A Force for Good

A Force for Good

The Superiority of Decentralized Systems: 

Nature doesn’t do hierarchical systems, humans do. And normally we create hierarchical systems to solve the problems of scale. Bitcoin solves one of the main problems of hierarchical systems, which is that the people who rise to the top become corrupted and gradually subvert the hierarchical system to serve their own needs. Hierarchical systems don’t scale and they don’t deliver equality for very long. Decentralized systems scale and as long as the rules they are based on operate, they can level the playing field for all participants. If you can put a decentralized system next to a hierarchical system and people have a choice to choose between the two, the decentralized system will always deliver more value to every node within the network, and it will do so with better accountability, better predictability, less uncertainty, less risk, and it is much harder to corrupt and co-opt, and now we’re doing it to money for the first time in history. That’s a very big deal.

Bitcoin as a Force for Social Good:

Bitcoin is really all about the other 6 billion people. About 3 billion people have no bank accounts. About 1 billion people have ample access to credit and large pools of liquidity, so they can start businesses, buy homes, etc. They have access to international finance, transferring money and conducting international trade without many restrictions. The middle 3 billion may have bank accounts, but those bank accounts have currency controls, and those people don’t have the ability to do international trade. They are stuck in a currency controlled by a central bank that uses inflation as a means to steal from the people. Essentially inflation becomes a form of taxation.

This stolen money usually goes to buy guns and tanks and bombs, which is why I’m in Bitcoin.  In the state of human affairs, if you ask a nation to divest its wealth in order to fund war, the only way you can do that is by stealing, by lying, by cheating. If you ask for the consent of the governed to fund war, they will say no. They would rather fund healthcare, education or development. So when you have a currency that is not subject to central bank control, you achieve separation of money and state. You take away the power of state to use money as a means of control and enrichment. Until now, each government was able to apply control through money, by issuing it, taxing in that money and controlling the flow of money into and out of that country. Bitcoin is not the 194th currency, it is the first global currency.  It is the first algorithmic currency. We can trust mathematics because we can predict exactly what will happen on the Bitcoin network.

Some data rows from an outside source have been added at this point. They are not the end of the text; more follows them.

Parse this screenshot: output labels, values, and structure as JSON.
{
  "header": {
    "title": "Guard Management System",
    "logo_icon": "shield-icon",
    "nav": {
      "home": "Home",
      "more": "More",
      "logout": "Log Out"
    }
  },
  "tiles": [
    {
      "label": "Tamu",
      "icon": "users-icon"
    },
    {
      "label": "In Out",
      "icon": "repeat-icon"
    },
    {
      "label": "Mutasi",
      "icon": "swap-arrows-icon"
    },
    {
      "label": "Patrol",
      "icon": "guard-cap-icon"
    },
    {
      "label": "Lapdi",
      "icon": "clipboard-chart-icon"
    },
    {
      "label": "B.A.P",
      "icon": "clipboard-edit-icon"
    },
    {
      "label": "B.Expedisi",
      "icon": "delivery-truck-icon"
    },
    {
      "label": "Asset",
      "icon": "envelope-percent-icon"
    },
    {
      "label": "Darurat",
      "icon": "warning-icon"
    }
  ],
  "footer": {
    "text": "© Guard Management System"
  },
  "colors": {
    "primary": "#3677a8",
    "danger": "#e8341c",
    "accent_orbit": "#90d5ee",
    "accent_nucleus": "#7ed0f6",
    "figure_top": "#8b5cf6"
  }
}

We have the opportunity, not to bank the other 6 billion, but to unbank all 7 billion of us. We have the opportunity to allow the developing world to leapfrog directly from cash-based societies to digital cash societies and bypass the entire failed experiment of central currencies from the western world. They will take the opportunity just like they leapfrogged landlines and went directly to cellphones.

 Global Remittance Innovation:

One of the most exciting financial solutions is the ability of the payment networks to do peer-to-peer payments, the most important of which is global remittances. Global remittances are a $510bn market, where migrant workers send that money back home to support families in the poorest nations in the world. Today, Western Union and similar companies extract $74 billion in fees for those services. Even as the developed world provides $150 billion in direct foreign aid to the top of the pyramid in the hopes that it trickles down, we steal $74 billion from the base of the pyramid. That money could go to sanitation, clean water, healthcare, food.  This is not our money, it’s theirs, and it just means we need to take it away from Western Union.  And that couldn’t happen to a nicer bunch of crooks.

Bitcoin as a Global Reserve Currency:

In North America, we have the world’s reserve currency.  It’s a good, stable currency.  A lot of libertarians and Austrian economists will say: "The dollar sucks." Yes, the dollar sucks, but it sucks 193 times less than the other 193 other currencies.  So when we ask why does Bitcoin matter in North America, the answer is: it doesn’t.  It matters far more in every other place in the world.  You go to Argentina; their currency is devaluing at 30% per year. People’s savings are disappearing before their eyes. Their futures are being stolen by a central bank.  For these people, Bitcoin is a choice that allows them to achieve economic independence.